(Dataset rows describing interfaces)
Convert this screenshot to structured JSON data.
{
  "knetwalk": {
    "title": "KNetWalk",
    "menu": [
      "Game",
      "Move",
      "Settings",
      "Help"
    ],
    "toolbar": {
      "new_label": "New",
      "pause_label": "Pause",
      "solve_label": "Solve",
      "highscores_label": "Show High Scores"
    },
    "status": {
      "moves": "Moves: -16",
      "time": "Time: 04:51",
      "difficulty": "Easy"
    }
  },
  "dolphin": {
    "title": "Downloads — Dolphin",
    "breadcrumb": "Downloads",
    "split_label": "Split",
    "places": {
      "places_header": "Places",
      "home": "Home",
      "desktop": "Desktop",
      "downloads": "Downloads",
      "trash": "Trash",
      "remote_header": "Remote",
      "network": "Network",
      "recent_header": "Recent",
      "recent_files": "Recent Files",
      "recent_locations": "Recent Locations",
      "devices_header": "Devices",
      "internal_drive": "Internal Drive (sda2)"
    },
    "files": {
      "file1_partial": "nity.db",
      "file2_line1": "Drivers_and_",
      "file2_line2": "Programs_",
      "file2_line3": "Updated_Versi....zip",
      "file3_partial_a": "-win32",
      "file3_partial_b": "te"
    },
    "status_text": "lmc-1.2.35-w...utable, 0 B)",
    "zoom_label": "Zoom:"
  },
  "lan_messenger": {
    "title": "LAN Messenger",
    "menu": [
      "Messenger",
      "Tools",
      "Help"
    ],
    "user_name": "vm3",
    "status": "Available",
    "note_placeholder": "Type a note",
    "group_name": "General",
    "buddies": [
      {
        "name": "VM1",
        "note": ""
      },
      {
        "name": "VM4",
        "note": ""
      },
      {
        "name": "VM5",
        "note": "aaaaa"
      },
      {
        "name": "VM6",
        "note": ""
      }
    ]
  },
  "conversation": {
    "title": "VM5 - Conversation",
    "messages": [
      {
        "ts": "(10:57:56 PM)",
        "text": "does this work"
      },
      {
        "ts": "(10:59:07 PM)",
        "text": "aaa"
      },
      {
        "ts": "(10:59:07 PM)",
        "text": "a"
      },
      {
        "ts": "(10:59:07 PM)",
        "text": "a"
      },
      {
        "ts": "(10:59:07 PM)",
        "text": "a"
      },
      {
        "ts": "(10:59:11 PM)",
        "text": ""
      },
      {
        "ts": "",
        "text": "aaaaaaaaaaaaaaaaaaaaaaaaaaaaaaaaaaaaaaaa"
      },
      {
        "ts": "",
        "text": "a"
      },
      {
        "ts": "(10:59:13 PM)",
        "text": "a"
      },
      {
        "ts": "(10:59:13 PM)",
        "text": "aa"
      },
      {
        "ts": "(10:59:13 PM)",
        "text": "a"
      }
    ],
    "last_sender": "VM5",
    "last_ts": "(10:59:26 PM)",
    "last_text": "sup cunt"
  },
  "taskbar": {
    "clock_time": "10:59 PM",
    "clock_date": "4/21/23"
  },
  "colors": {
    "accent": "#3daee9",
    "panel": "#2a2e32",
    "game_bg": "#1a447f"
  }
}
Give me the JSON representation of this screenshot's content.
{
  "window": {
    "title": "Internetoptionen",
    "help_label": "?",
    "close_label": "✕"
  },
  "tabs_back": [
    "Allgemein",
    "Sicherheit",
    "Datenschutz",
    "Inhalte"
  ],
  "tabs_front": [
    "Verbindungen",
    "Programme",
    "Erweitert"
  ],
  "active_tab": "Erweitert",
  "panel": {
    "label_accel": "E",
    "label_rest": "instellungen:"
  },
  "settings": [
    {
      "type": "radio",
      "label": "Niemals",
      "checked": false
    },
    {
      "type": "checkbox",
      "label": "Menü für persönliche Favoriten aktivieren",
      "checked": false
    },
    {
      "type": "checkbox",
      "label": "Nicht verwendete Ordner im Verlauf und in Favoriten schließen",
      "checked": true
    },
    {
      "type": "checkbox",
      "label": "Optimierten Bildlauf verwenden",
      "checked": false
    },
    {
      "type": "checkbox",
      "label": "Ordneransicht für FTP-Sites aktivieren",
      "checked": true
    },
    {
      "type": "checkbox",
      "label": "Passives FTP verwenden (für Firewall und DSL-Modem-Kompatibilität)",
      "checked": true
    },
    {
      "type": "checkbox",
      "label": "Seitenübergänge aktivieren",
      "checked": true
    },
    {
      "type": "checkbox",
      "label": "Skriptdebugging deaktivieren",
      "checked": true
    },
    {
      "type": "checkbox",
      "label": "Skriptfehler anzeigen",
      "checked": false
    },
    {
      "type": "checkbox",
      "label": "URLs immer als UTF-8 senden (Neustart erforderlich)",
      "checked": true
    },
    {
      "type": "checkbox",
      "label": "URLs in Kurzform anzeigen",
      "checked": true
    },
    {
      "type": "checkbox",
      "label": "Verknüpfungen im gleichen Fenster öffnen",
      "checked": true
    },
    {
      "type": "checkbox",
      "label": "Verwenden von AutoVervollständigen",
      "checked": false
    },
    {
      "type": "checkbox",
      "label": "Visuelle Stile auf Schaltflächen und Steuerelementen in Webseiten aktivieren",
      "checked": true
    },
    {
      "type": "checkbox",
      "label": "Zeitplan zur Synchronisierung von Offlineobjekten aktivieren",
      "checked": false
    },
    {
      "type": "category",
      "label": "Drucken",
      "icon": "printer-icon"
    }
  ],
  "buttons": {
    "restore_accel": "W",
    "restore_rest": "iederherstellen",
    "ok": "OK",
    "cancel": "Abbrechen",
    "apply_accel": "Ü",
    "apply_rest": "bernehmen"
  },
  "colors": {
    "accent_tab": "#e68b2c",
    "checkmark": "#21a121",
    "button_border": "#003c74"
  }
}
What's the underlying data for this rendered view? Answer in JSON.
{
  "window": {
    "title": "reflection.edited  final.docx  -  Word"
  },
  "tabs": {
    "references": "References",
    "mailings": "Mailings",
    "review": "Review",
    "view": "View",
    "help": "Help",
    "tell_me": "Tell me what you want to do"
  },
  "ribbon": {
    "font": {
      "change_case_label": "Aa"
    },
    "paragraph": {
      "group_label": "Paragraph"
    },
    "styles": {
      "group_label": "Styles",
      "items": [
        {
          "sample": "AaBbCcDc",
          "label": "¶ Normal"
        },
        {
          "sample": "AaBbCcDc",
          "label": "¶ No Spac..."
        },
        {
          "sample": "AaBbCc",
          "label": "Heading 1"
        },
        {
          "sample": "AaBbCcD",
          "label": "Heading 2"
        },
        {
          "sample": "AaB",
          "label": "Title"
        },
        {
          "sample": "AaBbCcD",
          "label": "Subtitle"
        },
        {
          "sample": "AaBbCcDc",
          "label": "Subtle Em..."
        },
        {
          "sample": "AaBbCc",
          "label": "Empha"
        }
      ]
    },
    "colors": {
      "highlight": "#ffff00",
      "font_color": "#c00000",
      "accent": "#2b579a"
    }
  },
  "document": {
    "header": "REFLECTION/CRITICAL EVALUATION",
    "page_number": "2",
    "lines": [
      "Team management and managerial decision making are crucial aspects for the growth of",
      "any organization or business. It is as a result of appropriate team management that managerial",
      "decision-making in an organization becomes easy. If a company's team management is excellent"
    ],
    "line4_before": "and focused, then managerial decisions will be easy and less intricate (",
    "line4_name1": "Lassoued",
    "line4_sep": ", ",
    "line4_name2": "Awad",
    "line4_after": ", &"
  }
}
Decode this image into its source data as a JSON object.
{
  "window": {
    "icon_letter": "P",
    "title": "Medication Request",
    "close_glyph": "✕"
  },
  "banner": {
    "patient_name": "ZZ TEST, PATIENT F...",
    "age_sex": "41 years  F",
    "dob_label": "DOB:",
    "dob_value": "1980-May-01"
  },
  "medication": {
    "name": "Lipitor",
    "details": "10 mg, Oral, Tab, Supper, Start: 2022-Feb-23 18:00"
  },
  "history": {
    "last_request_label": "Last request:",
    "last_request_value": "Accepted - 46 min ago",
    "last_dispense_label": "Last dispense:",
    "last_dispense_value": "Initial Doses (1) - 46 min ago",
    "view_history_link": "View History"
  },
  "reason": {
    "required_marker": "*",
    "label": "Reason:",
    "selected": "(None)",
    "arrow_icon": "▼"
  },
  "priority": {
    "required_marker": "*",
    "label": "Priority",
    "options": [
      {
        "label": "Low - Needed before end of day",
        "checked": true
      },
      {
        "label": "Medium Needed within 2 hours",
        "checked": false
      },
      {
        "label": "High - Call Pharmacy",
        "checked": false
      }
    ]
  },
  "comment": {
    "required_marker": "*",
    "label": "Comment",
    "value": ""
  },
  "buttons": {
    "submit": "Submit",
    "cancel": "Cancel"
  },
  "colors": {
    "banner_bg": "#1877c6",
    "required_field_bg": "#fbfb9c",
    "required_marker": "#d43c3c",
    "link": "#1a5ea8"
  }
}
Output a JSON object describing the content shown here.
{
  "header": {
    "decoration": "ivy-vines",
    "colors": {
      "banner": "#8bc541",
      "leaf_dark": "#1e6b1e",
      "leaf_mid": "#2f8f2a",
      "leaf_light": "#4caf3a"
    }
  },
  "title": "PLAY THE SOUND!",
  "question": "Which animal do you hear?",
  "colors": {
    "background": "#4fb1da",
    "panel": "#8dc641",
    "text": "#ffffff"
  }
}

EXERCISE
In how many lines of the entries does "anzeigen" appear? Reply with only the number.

ANSWER
2